PITTSBURGH – In isolation, it is certainly not a make-or-break game for Luis Ortiz.
However, when the 24-year-old right-hander takes the mound for the Pittsburgh Pirates to start Wednesday afternoon against the St. Louis Cardinals at PNC Park, it will begin a stretch that certainly could define the rookie’s future.
Ortiz has made 14 previous starts and one relief appearance for the Pirates. There have been times when he has looked like he could develop into an above-average major-league starting pitcher and other times when he appears to have no business being in the big leagues.
On May 22, Ortiz was outstanding when he held the hard-hitting Texas Rangers to two runs in 7.2 innings for his first major-league win. Then there was the July 4 outing against the Dodgers in Los Angeles when he was rocked for six runs in 3.1 innings, leading to a demotion to Triple-A Indianapolis.
Ortiz pitched six times for Indy since then and was 2-3 with a 7.66 ERA. He gave up five runs in 4.2 innings in his last outing, a no-decision against St. Paul last Friday.
That performance certainly does not inspire a whole lot of confidence that Ortiz can mow through the Cardinals’ lineup, even if St. Louis is on course to finish in last place for the first time since 1990.
The Pirates, though, are running out of pitching options with 36 games remaining in the season.

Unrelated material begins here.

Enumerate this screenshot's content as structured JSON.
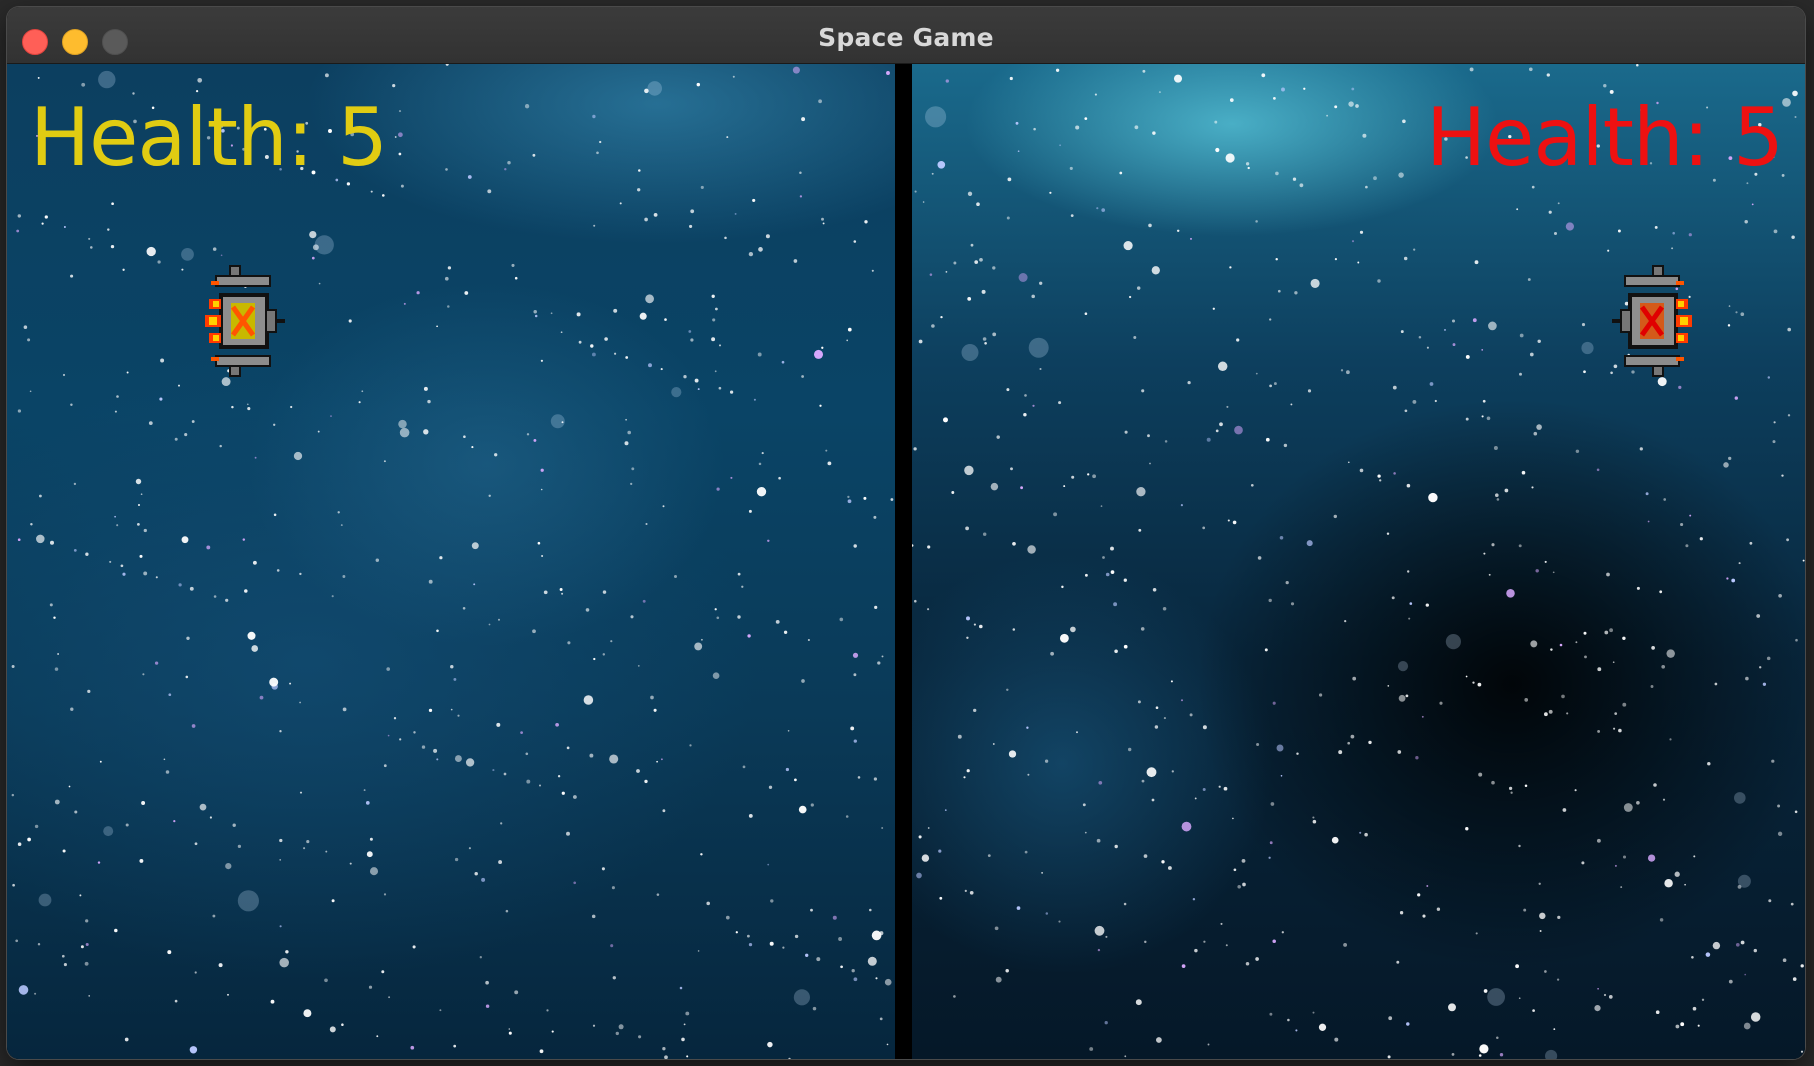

They have just two traditional starters at this point with Mitch Keller and Johan Oviedo.
And Oviedo is also being watched closely. The 25-year-old has already pitched a career-high 145.1 innings over 26 starts.
The Pirates say they feel Ortiz is ready to return to the big leagues. Of course, it would be a first if they said he shouldn’t be in the majors.
“We sent him down, and one of the core messages was just to make sure that his foundation was similar to the way it was last year when we saw him come to the big leagues,” Shelton said. “We feel like we’re making progress toward that. Working on the fastball, the fastball velocity has been there. Overall, the delivery has been cleaner. And foundational, he’s in a way better spot.”
The concern with Ortiz has been an inability to add a third pitch to complement his fastball and slider. Like many pitchers, Ortiz has struggled to master the changeup or even make it a decent offering. The slider is a work in progress, too, though not to the point of the changeup.
“You cannot rely on one pitch in the big leagues,” Shelton said. “You cannot rely on one pitch without lack of execution. The foundation of that, besides the delivery, was execution of pitches. Not just the fastball but all three pitches.”
Ortiz has also had a drop in velocity this season. He averaged 98.4 mph on his four-seam fastball during his first four career starts in 2022 but that number is down to 96.1 this year.
Again, the Pirates say they are not concerned. Of course, they never seem concerned about anything, so take the lack of concern for what it’s worth.
“I think we’re going to see more 95-98 than we are 100,” Shelton said. “Last year was a little bit of adrenaline from a kid who went from Double-A to Triple-A in the big leagues. There are very few guys who sit at 100 and even sit at 99. If he’s 95-98, I think we’re going to be in a good spot.”
Ortiz is kind of hard to figure out. He came out of nowhere to become a top prospect last season but has been so-so at best in 2023.
Minor-league statistics aren’t always predictive of major-league performance for pitchers. However, his 4.09 ERA over 319 innings in the farm system gives some reason for pause, at least in my eyes.
So, I haven’t been so willing to jump on the Ortiz hype train. Now, he gets a chance to prove me wrong and, more importantly, establish himself as a long-term big-league pitcher.